Task to carry out: Using the data below, count the lines where "Create" appears, and answer with the number alone.

Data for this exercise:

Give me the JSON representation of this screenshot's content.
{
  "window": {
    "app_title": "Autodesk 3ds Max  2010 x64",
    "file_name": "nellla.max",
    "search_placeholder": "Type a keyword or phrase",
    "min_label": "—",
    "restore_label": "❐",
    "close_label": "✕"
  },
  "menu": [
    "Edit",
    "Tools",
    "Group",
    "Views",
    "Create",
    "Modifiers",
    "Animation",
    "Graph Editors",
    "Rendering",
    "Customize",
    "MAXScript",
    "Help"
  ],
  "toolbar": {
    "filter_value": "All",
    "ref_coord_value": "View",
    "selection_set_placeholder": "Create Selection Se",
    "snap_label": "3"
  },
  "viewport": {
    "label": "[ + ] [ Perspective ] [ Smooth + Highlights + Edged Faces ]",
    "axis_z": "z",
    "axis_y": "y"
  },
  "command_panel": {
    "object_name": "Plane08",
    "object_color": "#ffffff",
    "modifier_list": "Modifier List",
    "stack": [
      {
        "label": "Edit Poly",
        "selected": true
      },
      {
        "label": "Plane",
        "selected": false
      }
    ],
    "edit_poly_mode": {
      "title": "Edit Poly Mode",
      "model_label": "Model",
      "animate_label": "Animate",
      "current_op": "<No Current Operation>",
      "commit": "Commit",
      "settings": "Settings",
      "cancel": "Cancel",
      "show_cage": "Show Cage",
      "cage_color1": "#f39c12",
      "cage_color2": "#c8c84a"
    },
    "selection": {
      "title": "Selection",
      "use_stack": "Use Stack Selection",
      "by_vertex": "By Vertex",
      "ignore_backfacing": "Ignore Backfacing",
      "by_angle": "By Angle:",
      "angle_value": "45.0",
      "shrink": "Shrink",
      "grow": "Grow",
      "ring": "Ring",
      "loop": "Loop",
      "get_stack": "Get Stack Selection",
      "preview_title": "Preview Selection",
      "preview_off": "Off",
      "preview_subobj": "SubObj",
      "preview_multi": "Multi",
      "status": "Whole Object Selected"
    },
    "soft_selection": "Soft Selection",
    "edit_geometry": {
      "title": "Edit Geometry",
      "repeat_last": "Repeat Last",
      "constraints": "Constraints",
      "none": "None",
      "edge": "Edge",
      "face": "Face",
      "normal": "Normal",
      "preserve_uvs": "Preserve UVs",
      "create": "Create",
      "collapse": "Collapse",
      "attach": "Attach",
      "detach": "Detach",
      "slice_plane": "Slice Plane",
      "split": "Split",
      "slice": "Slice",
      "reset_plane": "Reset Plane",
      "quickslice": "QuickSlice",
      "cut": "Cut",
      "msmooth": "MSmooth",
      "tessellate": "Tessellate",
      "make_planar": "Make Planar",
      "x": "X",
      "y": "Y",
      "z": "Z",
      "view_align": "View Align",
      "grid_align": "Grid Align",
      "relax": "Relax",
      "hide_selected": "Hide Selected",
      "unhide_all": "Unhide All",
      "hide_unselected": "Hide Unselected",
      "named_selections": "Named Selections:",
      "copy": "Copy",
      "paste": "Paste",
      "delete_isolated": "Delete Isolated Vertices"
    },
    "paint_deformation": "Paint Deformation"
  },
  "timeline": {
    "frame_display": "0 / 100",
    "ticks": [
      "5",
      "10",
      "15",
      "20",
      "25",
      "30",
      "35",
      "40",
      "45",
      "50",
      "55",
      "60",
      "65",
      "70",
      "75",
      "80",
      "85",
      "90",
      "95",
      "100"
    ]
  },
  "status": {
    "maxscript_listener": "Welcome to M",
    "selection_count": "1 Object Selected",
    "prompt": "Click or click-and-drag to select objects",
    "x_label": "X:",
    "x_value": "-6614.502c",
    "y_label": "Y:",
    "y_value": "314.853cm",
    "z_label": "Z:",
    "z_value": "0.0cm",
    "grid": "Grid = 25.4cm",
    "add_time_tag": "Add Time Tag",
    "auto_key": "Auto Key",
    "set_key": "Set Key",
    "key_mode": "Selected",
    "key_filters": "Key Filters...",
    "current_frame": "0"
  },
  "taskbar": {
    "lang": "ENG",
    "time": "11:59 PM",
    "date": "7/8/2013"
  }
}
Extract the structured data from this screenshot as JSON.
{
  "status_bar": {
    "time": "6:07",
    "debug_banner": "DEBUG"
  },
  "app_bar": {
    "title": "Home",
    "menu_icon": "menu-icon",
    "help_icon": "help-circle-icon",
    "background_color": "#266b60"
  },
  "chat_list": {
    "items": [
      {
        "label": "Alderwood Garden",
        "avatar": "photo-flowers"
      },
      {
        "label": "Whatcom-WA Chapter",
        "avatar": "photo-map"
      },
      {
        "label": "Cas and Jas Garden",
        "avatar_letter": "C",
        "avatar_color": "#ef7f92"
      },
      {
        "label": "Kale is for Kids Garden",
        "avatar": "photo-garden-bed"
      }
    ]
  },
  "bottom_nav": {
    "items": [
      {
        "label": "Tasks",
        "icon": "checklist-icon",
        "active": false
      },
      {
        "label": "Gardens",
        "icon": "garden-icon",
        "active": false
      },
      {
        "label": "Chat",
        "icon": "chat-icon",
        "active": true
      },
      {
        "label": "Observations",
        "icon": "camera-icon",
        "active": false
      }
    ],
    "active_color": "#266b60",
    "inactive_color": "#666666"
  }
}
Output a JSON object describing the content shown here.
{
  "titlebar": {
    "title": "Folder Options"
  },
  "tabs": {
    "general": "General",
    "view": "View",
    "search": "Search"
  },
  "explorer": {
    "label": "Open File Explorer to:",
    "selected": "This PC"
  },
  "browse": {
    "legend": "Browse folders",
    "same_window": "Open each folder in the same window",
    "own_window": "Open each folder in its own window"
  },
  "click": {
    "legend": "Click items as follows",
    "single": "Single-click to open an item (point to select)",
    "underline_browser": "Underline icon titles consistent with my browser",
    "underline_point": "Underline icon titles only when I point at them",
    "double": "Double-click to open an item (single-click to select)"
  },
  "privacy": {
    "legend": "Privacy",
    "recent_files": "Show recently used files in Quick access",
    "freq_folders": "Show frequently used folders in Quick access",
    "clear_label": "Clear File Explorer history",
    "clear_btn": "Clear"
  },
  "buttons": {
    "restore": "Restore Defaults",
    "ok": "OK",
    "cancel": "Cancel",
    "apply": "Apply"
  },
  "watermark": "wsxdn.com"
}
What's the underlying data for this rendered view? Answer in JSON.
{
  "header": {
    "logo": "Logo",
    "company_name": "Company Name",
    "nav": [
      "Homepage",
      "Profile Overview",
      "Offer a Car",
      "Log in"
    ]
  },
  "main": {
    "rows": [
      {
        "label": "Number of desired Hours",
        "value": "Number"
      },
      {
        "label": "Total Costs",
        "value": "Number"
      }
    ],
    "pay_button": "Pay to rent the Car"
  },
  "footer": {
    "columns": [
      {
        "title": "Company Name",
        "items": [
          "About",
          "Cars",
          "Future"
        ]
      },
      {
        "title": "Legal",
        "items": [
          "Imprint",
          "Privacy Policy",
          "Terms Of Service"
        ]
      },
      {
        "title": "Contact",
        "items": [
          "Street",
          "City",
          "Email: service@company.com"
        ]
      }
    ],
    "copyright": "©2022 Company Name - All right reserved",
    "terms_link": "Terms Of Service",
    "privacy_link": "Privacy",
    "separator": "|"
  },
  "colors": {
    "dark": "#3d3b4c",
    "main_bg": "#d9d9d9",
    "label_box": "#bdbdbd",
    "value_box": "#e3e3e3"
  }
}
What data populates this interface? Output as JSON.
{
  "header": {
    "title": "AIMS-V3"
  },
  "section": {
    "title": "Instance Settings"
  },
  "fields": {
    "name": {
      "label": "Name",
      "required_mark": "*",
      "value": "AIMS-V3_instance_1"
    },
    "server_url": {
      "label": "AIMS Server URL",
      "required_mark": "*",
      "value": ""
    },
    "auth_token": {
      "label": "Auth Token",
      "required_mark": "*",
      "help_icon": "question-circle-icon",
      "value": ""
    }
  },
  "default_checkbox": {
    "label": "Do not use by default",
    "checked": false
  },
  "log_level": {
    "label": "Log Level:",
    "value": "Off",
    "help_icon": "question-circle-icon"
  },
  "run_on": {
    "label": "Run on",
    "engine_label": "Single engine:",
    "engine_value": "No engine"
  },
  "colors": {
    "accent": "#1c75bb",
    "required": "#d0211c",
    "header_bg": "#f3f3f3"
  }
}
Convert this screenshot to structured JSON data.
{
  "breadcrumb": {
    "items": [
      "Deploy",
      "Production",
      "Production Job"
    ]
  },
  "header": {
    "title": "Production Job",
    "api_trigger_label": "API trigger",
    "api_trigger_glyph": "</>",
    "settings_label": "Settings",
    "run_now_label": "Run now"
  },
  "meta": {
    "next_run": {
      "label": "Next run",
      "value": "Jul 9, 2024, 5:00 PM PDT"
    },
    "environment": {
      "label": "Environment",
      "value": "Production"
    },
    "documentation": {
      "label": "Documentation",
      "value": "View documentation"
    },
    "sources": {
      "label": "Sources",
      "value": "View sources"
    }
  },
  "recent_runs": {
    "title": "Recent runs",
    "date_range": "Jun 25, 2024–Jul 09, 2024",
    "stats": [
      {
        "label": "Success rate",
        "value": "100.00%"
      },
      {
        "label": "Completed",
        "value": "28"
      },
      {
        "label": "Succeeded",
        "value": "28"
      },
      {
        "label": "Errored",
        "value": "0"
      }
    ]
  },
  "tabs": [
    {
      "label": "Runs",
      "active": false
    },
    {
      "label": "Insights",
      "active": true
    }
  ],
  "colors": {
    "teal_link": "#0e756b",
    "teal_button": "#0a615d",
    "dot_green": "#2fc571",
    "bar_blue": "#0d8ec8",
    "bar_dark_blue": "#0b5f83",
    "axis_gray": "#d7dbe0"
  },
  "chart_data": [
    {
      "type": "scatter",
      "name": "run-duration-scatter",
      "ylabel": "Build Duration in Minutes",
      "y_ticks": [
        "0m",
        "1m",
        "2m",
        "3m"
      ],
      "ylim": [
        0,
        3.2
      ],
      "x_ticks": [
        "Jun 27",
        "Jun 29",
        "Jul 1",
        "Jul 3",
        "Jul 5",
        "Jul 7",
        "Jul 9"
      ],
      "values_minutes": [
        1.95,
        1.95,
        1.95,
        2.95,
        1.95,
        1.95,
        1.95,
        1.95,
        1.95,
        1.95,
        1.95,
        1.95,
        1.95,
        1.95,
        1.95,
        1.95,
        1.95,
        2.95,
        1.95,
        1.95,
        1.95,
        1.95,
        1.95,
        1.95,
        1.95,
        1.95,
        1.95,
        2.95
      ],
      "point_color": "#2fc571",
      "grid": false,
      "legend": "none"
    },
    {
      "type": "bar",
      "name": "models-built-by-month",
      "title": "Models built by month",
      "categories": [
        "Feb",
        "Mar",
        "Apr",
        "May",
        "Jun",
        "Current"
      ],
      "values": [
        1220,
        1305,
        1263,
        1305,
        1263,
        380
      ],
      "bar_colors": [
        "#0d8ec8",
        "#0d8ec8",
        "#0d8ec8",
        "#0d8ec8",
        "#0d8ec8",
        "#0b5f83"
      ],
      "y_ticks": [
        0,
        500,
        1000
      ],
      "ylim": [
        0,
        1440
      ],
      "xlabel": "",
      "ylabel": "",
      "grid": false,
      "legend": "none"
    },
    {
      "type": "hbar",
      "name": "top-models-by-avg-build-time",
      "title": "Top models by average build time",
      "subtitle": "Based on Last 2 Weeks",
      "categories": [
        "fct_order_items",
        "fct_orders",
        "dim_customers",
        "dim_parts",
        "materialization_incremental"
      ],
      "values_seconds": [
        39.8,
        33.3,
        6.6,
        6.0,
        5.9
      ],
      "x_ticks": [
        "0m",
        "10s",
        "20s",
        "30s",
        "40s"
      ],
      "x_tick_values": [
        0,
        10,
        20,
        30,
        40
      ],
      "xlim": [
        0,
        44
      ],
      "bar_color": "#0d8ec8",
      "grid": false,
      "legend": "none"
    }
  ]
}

Task output: 3